YOUR GOAL>
Below are records to be repeated in full. Give them exactly.

ENTRIES PROVIDED START

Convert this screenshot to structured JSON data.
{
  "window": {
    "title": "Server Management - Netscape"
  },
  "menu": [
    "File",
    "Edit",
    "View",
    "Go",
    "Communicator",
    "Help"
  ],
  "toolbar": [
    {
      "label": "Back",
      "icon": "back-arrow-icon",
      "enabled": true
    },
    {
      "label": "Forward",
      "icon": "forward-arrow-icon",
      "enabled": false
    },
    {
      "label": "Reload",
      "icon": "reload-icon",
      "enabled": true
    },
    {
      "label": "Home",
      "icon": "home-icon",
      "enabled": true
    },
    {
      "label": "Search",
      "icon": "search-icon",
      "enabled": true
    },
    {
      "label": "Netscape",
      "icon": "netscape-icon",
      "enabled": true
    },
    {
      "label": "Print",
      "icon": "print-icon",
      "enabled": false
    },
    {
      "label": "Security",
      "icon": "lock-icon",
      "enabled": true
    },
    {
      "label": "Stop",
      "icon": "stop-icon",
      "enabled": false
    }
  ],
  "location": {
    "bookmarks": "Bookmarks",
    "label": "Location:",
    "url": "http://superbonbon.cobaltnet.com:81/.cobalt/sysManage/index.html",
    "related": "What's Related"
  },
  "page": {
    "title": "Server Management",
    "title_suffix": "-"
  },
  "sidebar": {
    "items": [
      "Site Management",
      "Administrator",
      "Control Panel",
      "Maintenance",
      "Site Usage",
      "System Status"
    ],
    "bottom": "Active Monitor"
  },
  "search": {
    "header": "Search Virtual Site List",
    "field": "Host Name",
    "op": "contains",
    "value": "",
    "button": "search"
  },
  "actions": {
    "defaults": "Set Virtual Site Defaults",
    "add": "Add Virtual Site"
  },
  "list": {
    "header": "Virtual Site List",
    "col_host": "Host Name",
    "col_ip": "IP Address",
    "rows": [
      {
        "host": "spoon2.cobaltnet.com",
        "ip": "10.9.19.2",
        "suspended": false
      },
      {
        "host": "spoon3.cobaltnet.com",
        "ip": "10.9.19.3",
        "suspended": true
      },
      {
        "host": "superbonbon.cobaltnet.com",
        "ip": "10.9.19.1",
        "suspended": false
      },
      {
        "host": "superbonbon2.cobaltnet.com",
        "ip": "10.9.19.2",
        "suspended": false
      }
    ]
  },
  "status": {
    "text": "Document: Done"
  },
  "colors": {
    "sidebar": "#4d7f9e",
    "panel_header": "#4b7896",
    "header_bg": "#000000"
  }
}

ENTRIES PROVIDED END

WRITTEN RESPONSE>
Convert this screenshot to structured JSON data.
{
  "window": {
    "title": "Server Management - Netscape"
  },
  "menu": [
    "File",
    "Edit",
    "View",
    "Go",
    "Communicator",
    "Help"
  ],
  "toolbar": [
    {
      "label": "Back",
      "icon": "back-arrow-icon",
      "enabled": true
    },
    {
      "label": "Forward",
      "icon": "forward-arrow-icon",
      "enabled": false
    },
    {
      "label": "Reload",
      "icon": "reload-icon",
      "enabled": true
    },
    {
      "label": "Home",
      "icon": "home-icon",
      "enabled": true
    },
    {
      "label": "Search",
      "icon": "search-icon",
      "enabled": true
    },
    {
      "label": "Netscape",
      "icon": "netscape-icon",
      "enabled": true
    },
    {
      "label": "Print",
      "icon": "print-icon",
      "enabled": false
    },
    {
      "label": "Security",
      "icon": "lock-icon",
      "enabled": true
    },
    {
      "label": "Stop",
      "icon": "stop-icon",
      "enabled": false
    }
  ],
  "location": {
    "bookmarks": "Bookmarks",
    "label": "Location:",
    "url": "http://superbonbon.cobaltnet.com:81/.cobalt/sysManage/index.html",
    "related": "What's Related"
  },
  "page": {
    "title": "Server Management",
    "title_suffix": "-"
  },
  "sidebar": {
    "items": [
      "Site Management",
      "Administrator",
      "Control Panel",
      "Maintenance",
      "Site Usage",
      "System Status"
    ],
    "bottom": "Active Monitor"
  },
  "search": {
    "header": "Search Virtual Site List",
    "field": "Host Name",
    "op": "contains",
    "value": "",
    "button": "search"
  },
  "actions": {
    "defaults": "Set Virtual Site Defaults",
    "add": "Add Virtual Site"
  },
  "list": {
    "header": "Virtual Site List",
    "col_host": "Host Name",
    "col_ip": "IP Address",
    "rows": [
      {
        "host": "spoon2.cobaltnet.com",
        "ip": "10.9.19.2",
        "suspended": false
      },
      {
        "host": "spoon3.cobaltnet.com",
        "ip": "10.9.19.3",
        "suspended": true
      },
      {
        "host": "superbonbon.cobaltnet.com",
        "ip": "10.9.19.1",
        "suspended": false
      },
      {
        "host": "superbonbon2.cobaltnet.com",
        "ip": "10.9.19.2",
        "suspended": false
      }
    ]
  },
  "status": {
    "text": "Document: Done"
  },
  "colors": {
    "sidebar": "#4d7f9e",
    "panel_header": "#4b7896",
    "header_bg": "#000000"
  }
}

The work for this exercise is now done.